The “reconciliation” of Avenarius’ theory with “naïve realism” in the end aroused misgivings even among his own disciples. For instance, R. Willy says that the common assertion that Avenarius came to adopt “naïve realism” should be taken cum grano salis.— “As a dogma, naïve realism would be nothing but the belief in things-in-themselves existing outside man (ausserpersönliche) in their perceptible form." In other words, the only theory of knowledge that is really created by an actual and not fictitious agreement with “naïve realism” is, according to Willy, materialism! And Willy, of course, rejects materialism. But he is compelled to admit that Avenarius in The Human Concept of the World restores the unity of “experience,” the unity of the “self” and the environment “by means of a series of complicated and extremely artificial subsidiary and intermediary conceptions” (p. 171). The Human Concept of the World, being a reaction against the original idealism of Avenarius, “entirely bears the character of a reconciliation (eines Ausgleiches) between the naïve realism of common sense and the epistemological idealism of school philosophy. But that such a reconciliation could restore the unity and integrity of experience [Willy calls it Grunderfahrung, that is, basic experience—another new world!], I would not assert” (p. 170).
A valuable admission! Avenarius’ “experience” failed to reconcile idealism and materialism. Willy, it seems, repudiates the school philosophy of experience in order to replace it by a philosophy of “basic” experience, which is confusion thrice confounded....
 Johann Gottlieb Fichte, Sonnenklarer Bericht an das grössere Publikum über das eigentliche Wesen der neuesten Philosophie. Ein Versuch, die Leser zum Verstehen zu zwingen [A Clear Account to the Broad Public of the True Nature of Recent Philosophy. An Attempt to Get the Reader to Understand], Berlin, 1801, S. 178-80. —Lenin
 Loc. cit., § C: “The Immanentist Philosophy and Berkeleian Idealism,” pp. 373 and 375; cf. pp. 386 and 407. “The Unavoidability of Solipsism from This Standpoint,” p. 381. —Lenin
 Norman Smith, “Avenarius’ Philosophy of Pure Experience,” Mind, Vol. XV, 1906, pp. 27-28. —Lenin
 See W. Schuppe’s open letter to R. Avenarius in Vierteljahrsschrift für wissenschaftliche Philosophie, Bd. XVII, 1893, S. 364-88. —Lenin
 R. Willy, Gegen die Schulweisheit, S. 170. —Lenin
 Mind—a magazine of an idealist tendency, devoted to questions of philosophy and sociology. It was published from 1876 in London, and is now issued in Edinburgh; the first editor was Professor Croom Robertson.
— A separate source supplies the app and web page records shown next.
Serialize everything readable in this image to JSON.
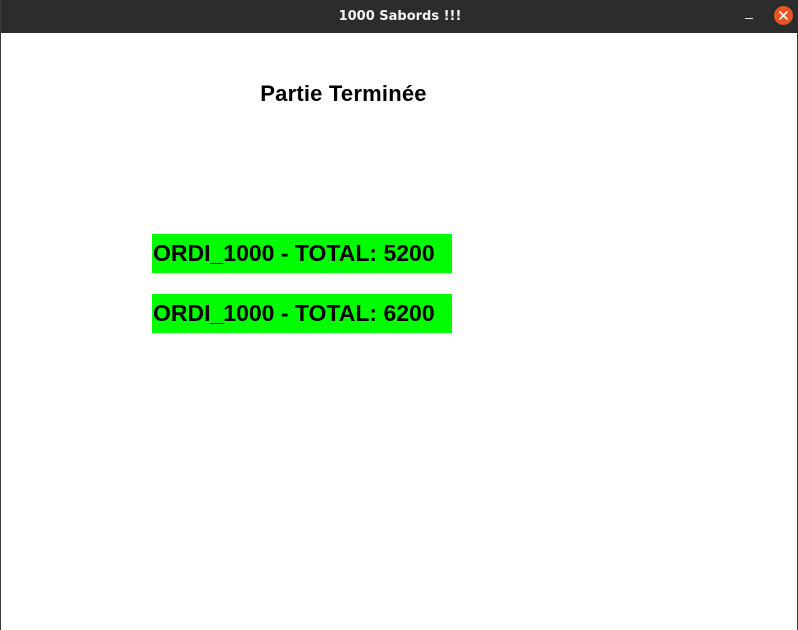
{
  "window": {
    "title": "1000 Sabords !!!",
    "controls": {
      "minimize_icon": "minimize-icon",
      "close_icon": "close-icon",
      "close_color": "#e95420"
    }
  },
  "game": {
    "status_title": "Partie Terminée",
    "scores": [
      {
        "label": "ORDI_1000 - TOTAL: 5200"
      },
      {
        "label": "ORDI_1000 - TOTAL: 6200"
      }
    ],
    "highlight_color": "#00ff00"
  }
}
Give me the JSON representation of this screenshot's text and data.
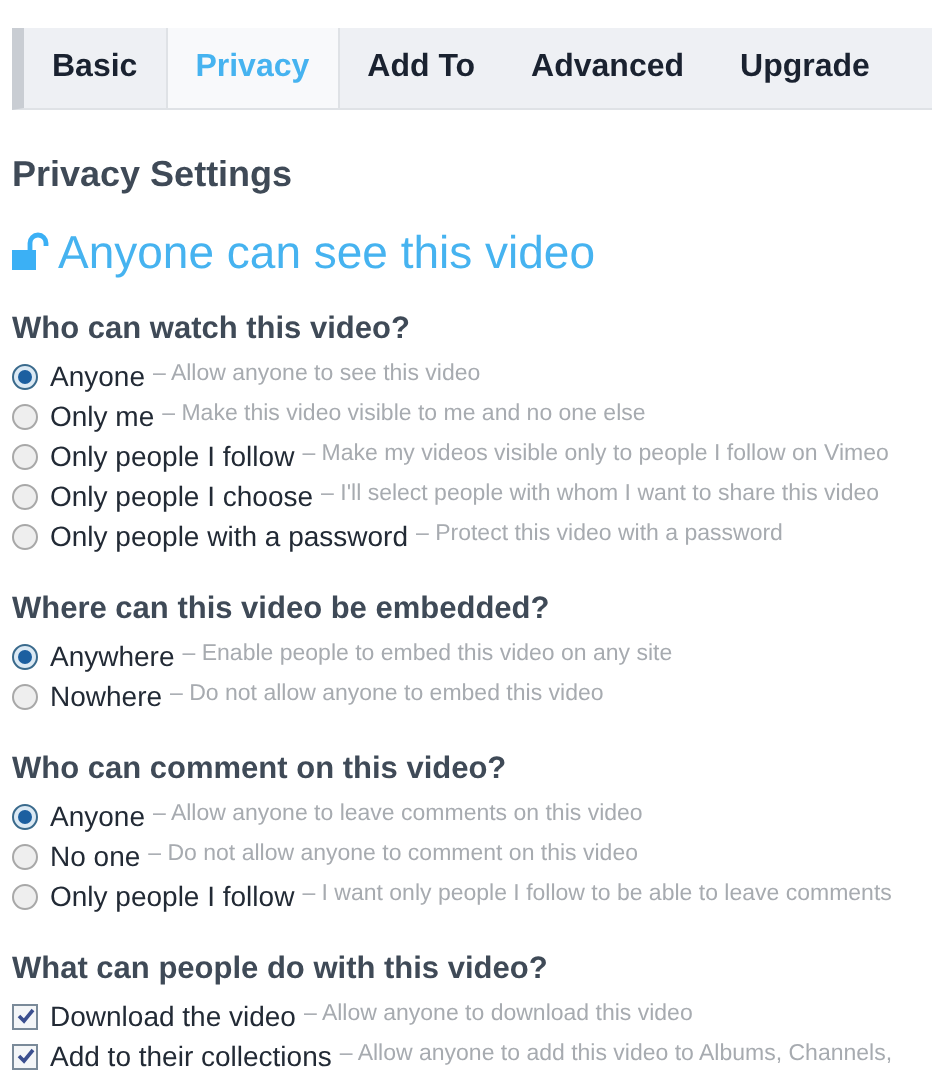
{
  "tabs": [
    {
      "label": "Basic",
      "selected": false
    },
    {
      "label": "Privacy",
      "selected": true
    },
    {
      "label": "Add To",
      "selected": false
    },
    {
      "label": "Advanced",
      "selected": false
    },
    {
      "label": "Upgrade",
      "selected": false
    }
  ],
  "title": "Privacy Settings",
  "status": "Anyone can see this video",
  "sections": [
    {
      "heading": "Who can watch this video?",
      "kind": "radio",
      "options": [
        {
          "label": "Anyone",
          "description": "– Allow anyone to see this video",
          "selected": true
        },
        {
          "label": "Only me",
          "description": "– Make this video visible to me and no one else",
          "selected": false
        },
        {
          "label": "Only people I follow",
          "description": "– Make my videos visible only to people I follow on Vimeo",
          "selected": false
        },
        {
          "label": "Only people I choose",
          "description": "– I'll select people with whom I want to share this video",
          "selected": false
        },
        {
          "label": "Only people with a password",
          "description": "– Protect this video with a password",
          "selected": false
        }
      ]
    },
    {
      "heading": "Where can this video be embedded?",
      "kind": "radio",
      "options": [
        {
          "label": "Anywhere",
          "description": "– Enable people to embed this video on any site",
          "selected": true
        },
        {
          "label": "Nowhere",
          "description": "– Do not allow anyone to embed this video",
          "selected": false
        }
      ]
    },
    {
      "heading": "Who can comment on this video?",
      "kind": "radio",
      "options": [
        {
          "label": "Anyone",
          "description": "– Allow anyone to leave comments on this video",
          "selected": true
        },
        {
          "label": "No one",
          "description": "– Do not allow anyone to comment on this video",
          "selected": false
        },
        {
          "label": "Only people I follow",
          "description": "– I want only people I follow to be able to leave comments",
          "selected": false
        }
      ]
    },
    {
      "heading": "What can people do with this video?",
      "kind": "checkbox",
      "options": [
        {
          "label": "Download the video",
          "description": "– Allow anyone to download this video",
          "checked": true
        },
        {
          "label": "Add to their collections",
          "description": "– Allow anyone to add this video to Albums, Channels,",
          "checked": true
        }
      ]
    }
  ]
}
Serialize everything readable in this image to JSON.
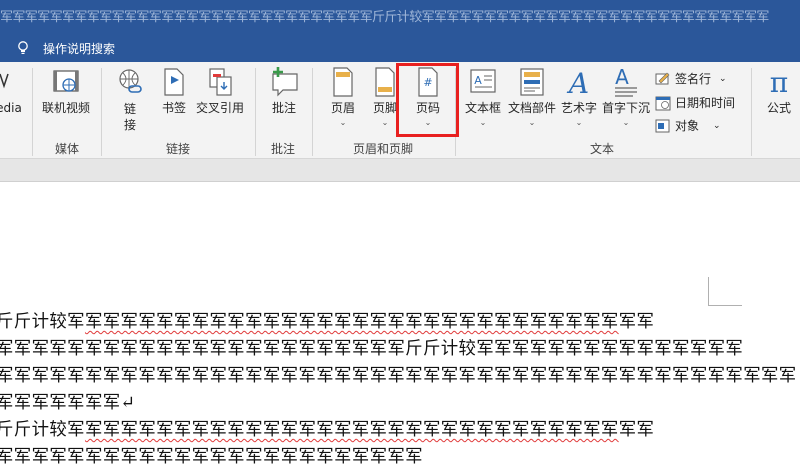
{
  "titlebar": {
    "text": "军军军军军军军军军军军军军军军军军军军军军军军军军军军军军军斤斤计较军军军军军军军军军军军军军军军军军军军军军军军军军军军军"
  },
  "tellme": {
    "text": "操作说明搜索"
  },
  "ribbon": {
    "partial_left": {
      "label": "edia"
    },
    "buttons": {
      "online_video": "联机视频",
      "link": "链\n接",
      "bookmark": "书签",
      "cross_ref": "交叉引用",
      "comment": "批注",
      "header": "页眉",
      "footer": "页脚",
      "page_number": "页码",
      "textbox": "文本框",
      "quick_parts": "文档部件",
      "wordart": "艺术字",
      "dropcap": "首字下沉",
      "signature": "签名行",
      "datetime": "日期和时间",
      "object": "对象",
      "equation": "公式"
    },
    "groups": {
      "media": "媒体",
      "links": "链接",
      "comments": "批注",
      "header_footer": "页眉和页脚",
      "text": "文本"
    }
  },
  "document": {
    "lines": [
      {
        "prefix": "斤斤计较军",
        "squiggle": "军军军军军军军军军军军军军军军军军军军军军军军军军军军军军军",
        "suffix": "军军"
      },
      {
        "prefix": "军军军军军军军军军军军军军军军军军军军军军军军斤斤计较军军军军军军军军军军军军军军军",
        "squiggle": "",
        "suffix": ""
      },
      {
        "prefix": "军军军军军军军军军军军军军军军军军军军军军军军军军军军军军军军军军军军军军军军军军军军军军",
        "squiggle": "",
        "suffix": ""
      },
      {
        "prefix": "军军军军军军军↵",
        "squiggle": "",
        "suffix": ""
      },
      {
        "prefix": "斤斤计较军",
        "squiggle": "军军军军军军军军军军军军军军军军军军军军军军军军军军军军军军",
        "suffix": "军军"
      },
      {
        "prefix": "军军军军军军军军军军军军军军军军军军军军军军军军",
        "squiggle": "",
        "suffix": ""
      }
    ]
  },
  "colors": {
    "title_blue": "#2b579a",
    "highlight_red": "#e8201f",
    "ribbon_bg": "#f3f3f3",
    "icon_blue": "#2e6db5"
  }
}
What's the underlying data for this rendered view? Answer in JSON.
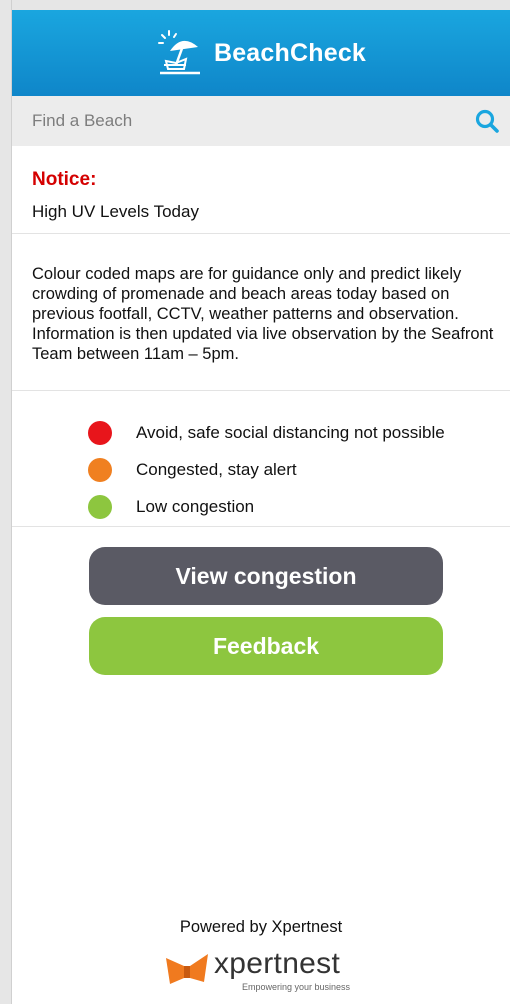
{
  "app": {
    "title": "BeachCheck",
    "brand_color": "#1aa6df"
  },
  "search": {
    "placeholder": "Find a Beach",
    "value": "",
    "icon": "search-icon"
  },
  "notice": {
    "title": "Notice:",
    "text": "High UV Levels Today",
    "title_color": "#d40000"
  },
  "info": {
    "text": "Colour coded maps are for guidance only and predict likely crowding of promenade and beach areas today based on previous footfall, CCTV, weather patterns and observation. Information is then updated via live observation by the Seafront Team between 11am – 5pm."
  },
  "legend": [
    {
      "label": "Avoid, safe social distancing not possible",
      "color": "#e8151b"
    },
    {
      "label": "Congested, stay alert",
      "color": "#f08020"
    },
    {
      "label": "Low congestion",
      "color": "#8dc63f"
    }
  ],
  "buttons": {
    "view_congestion": "View congestion",
    "feedback": "Feedback",
    "view_congestion_color": "#5a5a64",
    "feedback_color": "#8dc63f"
  },
  "footer": {
    "powered_by": "Powered by Xpertnest",
    "brand_name": "xpertnest",
    "tagline": "Empowering your business",
    "brand_mark_color": "#f07a1f"
  }
}
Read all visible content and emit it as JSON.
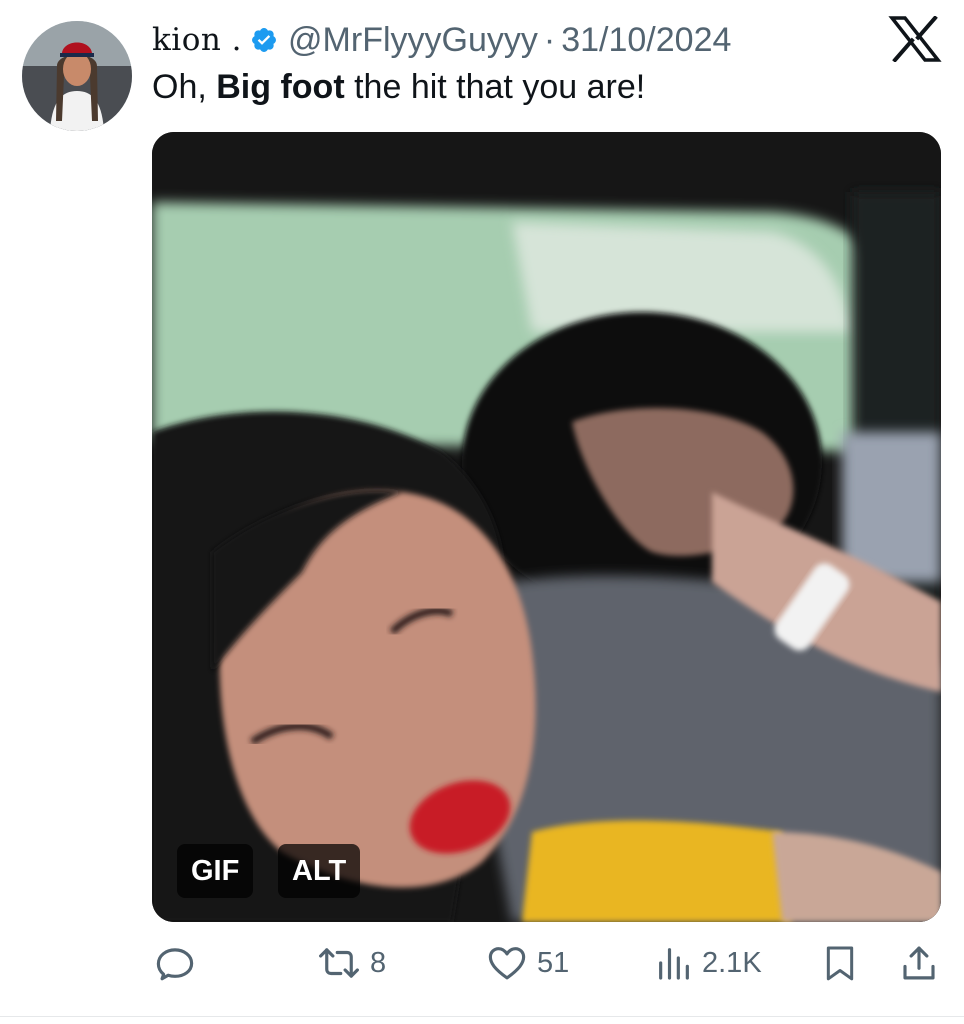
{
  "author": {
    "display_name": "kion .",
    "handle": "@MrFlyyyGuyyy",
    "separator": "·",
    "date": "31/10/2024"
  },
  "tweet": {
    "text_before": "Oh, ",
    "text_bold": "Big foot",
    "text_after": " the hit that you are!"
  },
  "media": {
    "gif_badge": "GIF",
    "alt_badge": "ALT"
  },
  "actions": {
    "reply_count": "",
    "retweet_count": "8",
    "like_count": "51",
    "views_count": "2.1K"
  },
  "icons": {
    "verified": "verified-badge-icon",
    "logo": "x-logo-icon",
    "reply": "reply-icon",
    "retweet": "retweet-icon",
    "like": "heart-icon",
    "views": "views-icon",
    "bookmark": "bookmark-icon",
    "share": "share-icon"
  },
  "colors": {
    "verified": "#1d9bf0",
    "text": "#0f1419",
    "secondary_text": "#536471"
  }
}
 Struve, P. B—a former “legal Marxist”, one of the founders of the Cadet Party (see Note 67), a monarchist and counter-revolutionary.
Menshikov M. 0.—a contributor to the reactionary newspaper Novoye Vremya. Lenin called him “a true watchdog of the tsarist Black Hundreds”.